What you have to do - Print each record exactly, with no word added or removed.

Information shown -
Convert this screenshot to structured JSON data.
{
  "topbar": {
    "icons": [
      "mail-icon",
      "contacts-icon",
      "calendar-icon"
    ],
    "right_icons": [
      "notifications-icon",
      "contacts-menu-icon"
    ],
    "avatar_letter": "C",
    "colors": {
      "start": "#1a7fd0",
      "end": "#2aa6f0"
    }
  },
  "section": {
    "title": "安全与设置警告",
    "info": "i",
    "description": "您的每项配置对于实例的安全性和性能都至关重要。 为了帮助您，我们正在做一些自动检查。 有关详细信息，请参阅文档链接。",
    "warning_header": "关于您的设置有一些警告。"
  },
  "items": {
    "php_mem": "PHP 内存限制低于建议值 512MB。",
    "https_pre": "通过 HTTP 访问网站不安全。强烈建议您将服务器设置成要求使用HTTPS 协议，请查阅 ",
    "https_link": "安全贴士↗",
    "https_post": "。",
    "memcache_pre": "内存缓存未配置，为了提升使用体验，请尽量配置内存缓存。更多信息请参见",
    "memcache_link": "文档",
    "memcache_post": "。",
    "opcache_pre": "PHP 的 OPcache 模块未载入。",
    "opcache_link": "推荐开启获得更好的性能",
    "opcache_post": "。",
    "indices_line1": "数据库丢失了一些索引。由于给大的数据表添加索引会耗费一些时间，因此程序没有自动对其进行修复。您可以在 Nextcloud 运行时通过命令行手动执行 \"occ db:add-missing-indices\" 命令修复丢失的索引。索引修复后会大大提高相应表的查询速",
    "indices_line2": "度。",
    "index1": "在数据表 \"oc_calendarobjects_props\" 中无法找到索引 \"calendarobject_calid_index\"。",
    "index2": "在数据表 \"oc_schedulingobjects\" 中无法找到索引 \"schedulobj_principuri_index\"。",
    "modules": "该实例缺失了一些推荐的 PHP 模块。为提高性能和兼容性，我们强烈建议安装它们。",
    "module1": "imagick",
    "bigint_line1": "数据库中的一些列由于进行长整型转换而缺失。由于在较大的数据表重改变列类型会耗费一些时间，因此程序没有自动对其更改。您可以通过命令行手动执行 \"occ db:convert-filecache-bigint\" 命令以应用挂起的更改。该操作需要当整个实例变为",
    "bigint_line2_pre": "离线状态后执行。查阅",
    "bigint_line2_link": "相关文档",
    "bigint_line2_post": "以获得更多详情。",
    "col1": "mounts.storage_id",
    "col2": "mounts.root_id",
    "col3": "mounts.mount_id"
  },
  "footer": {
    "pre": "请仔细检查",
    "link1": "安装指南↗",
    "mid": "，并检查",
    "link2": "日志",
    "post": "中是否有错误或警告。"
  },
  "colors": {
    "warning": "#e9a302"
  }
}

Response for this exercise -
Convert this screenshot to structured JSON data.
{
  "topbar": {
    "icons": [
      "mail-icon",
      "contacts-icon",
      "calendar-icon"
    ],
    "right_icons": [
      "notifications-icon",
      "contacts-menu-icon"
    ],
    "avatar_letter": "C",
    "colors": {
      "start": "#1a7fd0",
      "end": "#2aa6f0"
    }
  },
  "section": {
    "title": "安全与设置警告",
    "info": "i",
    "description": "您的每项配置对于实例的安全性和性能都至关重要。 为了帮助您，我们正在做一些自动检查。 有关详细信息，请参阅文档链接。",
    "warning_header": "关于您的设置有一些警告。"
  },
  "items": {
    "php_mem": "PHP 内存限制低于建议值 512MB。",
    "https_pre": "通过 HTTP 访问网站不安全。强烈建议您将服务器设置成要求使用HTTPS 协议，请查阅 ",
    "https_link": "安全贴士↗",
    "https_post": "。",
    "memcache_pre": "内存缓存未配置，为了提升使用体验，请尽量配置内存缓存。更多信息请参见",
    "memcache_link": "文档",
    "memcache_post": "。",
    "opcache_pre": "PHP 的 OPcache 模块未载入。",
    "opcache_link": "推荐开启获得更好的性能",
    "opcache_post": "。",
    "indices_line1": "数据库丢失了一些索引。由于给大的数据表添加索引会耗费一些时间，因此程序没有自动对其进行修复。您可以在 Nextcloud 运行时通过命令行手动执行 \"occ db:add-missing-indices\" 命令修复丢失的索引。索引修复后会大大提高相应表的查询速",
    "indices_line2": "度。",
    "index1": "在数据表 \"oc_calendarobjects_props\" 中无法找到索引 \"calendarobject_calid_index\"。",
    "index2": "在数据表 \"oc_schedulingobjects\" 中无法找到索引 \"schedulobj_principuri_index\"。",
    "modules": "该实例缺失了一些推荐的 PHP 模块。为提高性能和兼容性，我们强烈建议安装它们。",
    "module1": "imagick",
    "bigint_line1": "数据库中的一些列由于进行长整型转换而缺失。由于在较大的数据表重改变列类型会耗费一些时间，因此程序没有自动对其更改。您可以通过命令行手动执行 \"occ db:convert-filecache-bigint\" 命令以应用挂起的更改。该操作需要当整个实例变为",
    "bigint_line2_pre": "离线状态后执行。查阅",
    "bigint_line2_link": "相关文档",
    "bigint_line2_post": "以获得更多详情。",
    "col1": "mounts.storage_id",
    "col2": "mounts.root_id",
    "col3": "mounts.mount_id"
  },
  "footer": {
    "pre": "请仔细检查",
    "link1": "安装指南↗",
    "mid": "，并检查",
    "link2": "日志",
    "post": "中是否有错误或警告。"
  },
  "colors": {
    "warning": "#e9a302"
  }
}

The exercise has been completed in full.